I agree with Senator Warren, that a strong foreign policy starts at home. A country is only as strong as it's economy is. North Korea, is a nuclear power with a large and expensive military, but the reason why they're not much if at all even a regional military power is because they're one of the poorest countries in the world where most of their population that's not affiliated with their Communist regime lives in fourth-world poverty, not even third-world. You want to even be a regional power, you have to be an economic power as well where most of your population can not only work, but has good jobs. Where instead importing a lot of goods and services like food from other countries to survive, you're exporting a lot of what your country produces to other countries.

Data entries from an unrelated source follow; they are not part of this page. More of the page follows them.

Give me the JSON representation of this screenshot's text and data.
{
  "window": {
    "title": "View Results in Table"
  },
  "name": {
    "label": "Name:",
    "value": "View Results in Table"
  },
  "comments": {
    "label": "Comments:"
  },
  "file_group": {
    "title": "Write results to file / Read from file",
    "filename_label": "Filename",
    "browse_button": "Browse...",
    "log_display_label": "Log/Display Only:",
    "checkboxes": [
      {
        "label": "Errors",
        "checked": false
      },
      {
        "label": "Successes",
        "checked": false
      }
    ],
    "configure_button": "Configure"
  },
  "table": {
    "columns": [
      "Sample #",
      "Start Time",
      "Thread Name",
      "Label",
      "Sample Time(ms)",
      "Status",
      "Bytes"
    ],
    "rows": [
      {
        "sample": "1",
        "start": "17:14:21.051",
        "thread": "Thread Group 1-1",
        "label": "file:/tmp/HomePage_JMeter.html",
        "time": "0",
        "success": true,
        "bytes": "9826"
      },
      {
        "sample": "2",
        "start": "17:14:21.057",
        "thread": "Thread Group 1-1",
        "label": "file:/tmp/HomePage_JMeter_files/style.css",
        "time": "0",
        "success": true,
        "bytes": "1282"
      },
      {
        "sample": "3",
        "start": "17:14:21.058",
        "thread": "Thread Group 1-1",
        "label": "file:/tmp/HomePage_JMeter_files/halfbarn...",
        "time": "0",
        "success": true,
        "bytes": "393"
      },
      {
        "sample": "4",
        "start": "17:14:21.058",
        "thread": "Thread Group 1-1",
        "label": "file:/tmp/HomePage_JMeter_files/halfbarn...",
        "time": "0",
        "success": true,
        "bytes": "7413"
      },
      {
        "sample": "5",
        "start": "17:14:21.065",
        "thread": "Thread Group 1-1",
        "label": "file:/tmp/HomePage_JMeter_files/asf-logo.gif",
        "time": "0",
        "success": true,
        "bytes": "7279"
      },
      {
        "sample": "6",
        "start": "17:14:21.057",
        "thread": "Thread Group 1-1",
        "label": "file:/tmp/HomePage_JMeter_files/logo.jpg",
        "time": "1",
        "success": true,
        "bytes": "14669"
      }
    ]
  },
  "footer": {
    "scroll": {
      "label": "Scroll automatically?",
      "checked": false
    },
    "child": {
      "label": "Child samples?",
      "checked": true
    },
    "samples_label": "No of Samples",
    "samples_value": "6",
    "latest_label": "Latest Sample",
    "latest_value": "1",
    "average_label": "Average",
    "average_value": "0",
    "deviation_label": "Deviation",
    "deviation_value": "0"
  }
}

I think where I would disagree with Senator Warren on this is how best to go about creating a stronger American economy. The idea that you would randomly cut the defense budget to spend more on social programs, doesn't fly with me. You want to cut defense, you need to be strategic about it. You want to spend more on social programs or defense programs as well, you need to know what you're spending more on first, what you intend to get out of this additional investments, who they're serving, and what they cost first and then decide it that's the best approach or not.
"A foreign policy for all", might have a catchy pop culture as well as political ring to it, but to paraphrase Walter Mondale in 1984 when he was running against Gary Hart for president in the Democratic primaries when Vice President Mondale was talking about Senator Hart's new ideas for a new generation agenda, "where's the beef?" Meaning what does that mean. Senator Hart, was good with political slogans, but tended to come up what short when it got to the meat and potatoes of public policy. And I see a lot of that in Senator Elizabeth Warren's foreign policy here as well.
|Source:Elizabeth For Massachusetts: A Foreign Policy That Works For All Americans - Senator Elizabeth Warren, speaking at American University|